**AIM OF THE EXERCISE:** Give every line from the entries that contains "title".

GIVEN DATA: Begin

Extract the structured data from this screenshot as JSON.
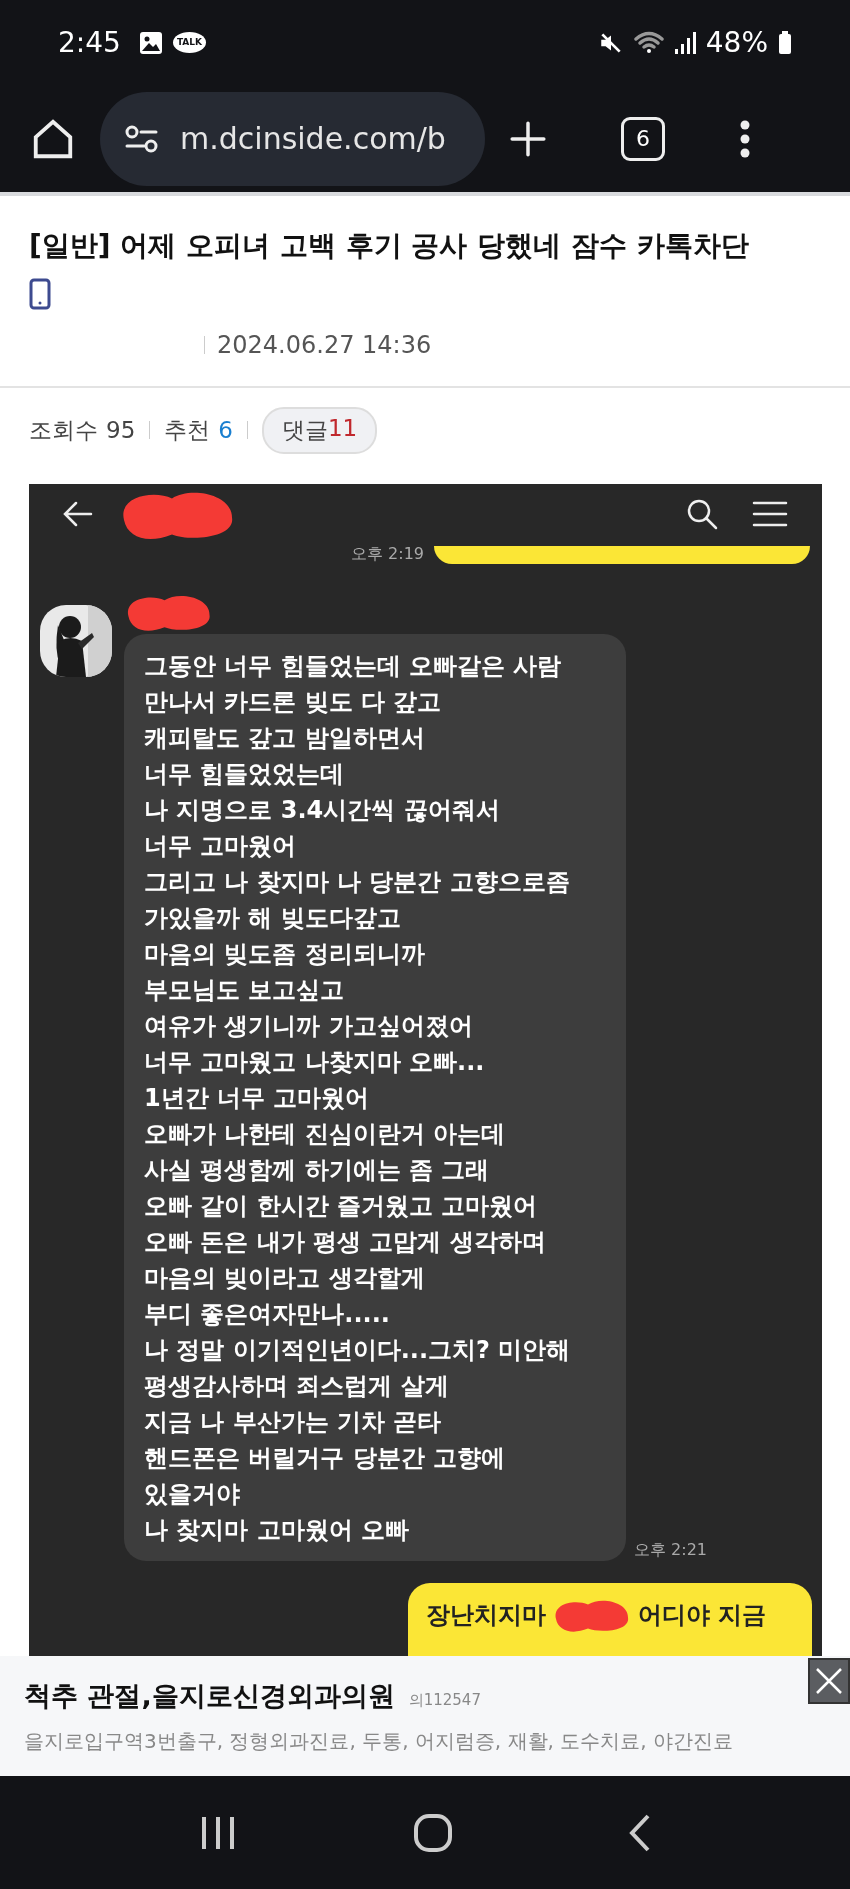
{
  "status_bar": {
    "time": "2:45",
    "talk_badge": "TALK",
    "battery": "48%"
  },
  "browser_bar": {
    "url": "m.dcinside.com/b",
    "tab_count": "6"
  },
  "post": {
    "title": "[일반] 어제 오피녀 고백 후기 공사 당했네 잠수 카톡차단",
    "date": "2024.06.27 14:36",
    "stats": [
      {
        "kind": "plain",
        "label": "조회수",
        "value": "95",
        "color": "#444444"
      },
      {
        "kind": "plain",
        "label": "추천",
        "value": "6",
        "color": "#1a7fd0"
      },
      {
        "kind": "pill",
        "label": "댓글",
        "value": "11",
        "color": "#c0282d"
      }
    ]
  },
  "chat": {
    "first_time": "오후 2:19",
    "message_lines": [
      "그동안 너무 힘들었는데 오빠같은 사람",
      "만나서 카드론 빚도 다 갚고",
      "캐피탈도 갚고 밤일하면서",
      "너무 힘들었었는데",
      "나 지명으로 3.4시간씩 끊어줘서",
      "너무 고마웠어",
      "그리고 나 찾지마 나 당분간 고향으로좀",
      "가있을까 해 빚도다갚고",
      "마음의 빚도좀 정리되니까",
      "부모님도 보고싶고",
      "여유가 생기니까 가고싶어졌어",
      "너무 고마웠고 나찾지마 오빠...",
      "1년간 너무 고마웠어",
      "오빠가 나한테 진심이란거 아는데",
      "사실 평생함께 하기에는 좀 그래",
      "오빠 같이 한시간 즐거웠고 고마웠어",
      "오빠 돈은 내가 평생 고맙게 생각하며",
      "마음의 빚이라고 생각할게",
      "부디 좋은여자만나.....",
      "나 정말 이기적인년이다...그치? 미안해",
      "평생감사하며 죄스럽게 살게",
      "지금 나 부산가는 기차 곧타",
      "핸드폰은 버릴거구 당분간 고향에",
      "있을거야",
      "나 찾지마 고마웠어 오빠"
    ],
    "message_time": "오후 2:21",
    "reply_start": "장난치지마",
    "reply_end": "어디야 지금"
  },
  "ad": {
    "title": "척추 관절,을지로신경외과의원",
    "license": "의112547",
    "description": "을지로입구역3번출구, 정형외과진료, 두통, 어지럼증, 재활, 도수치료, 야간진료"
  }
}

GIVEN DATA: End

**REPLY:**
    "title": "[일반] 어제 오피녀 고백 후기 공사 당했네 잠수 카톡차단",
    "title": "척추 관절,을지로신경외과의원",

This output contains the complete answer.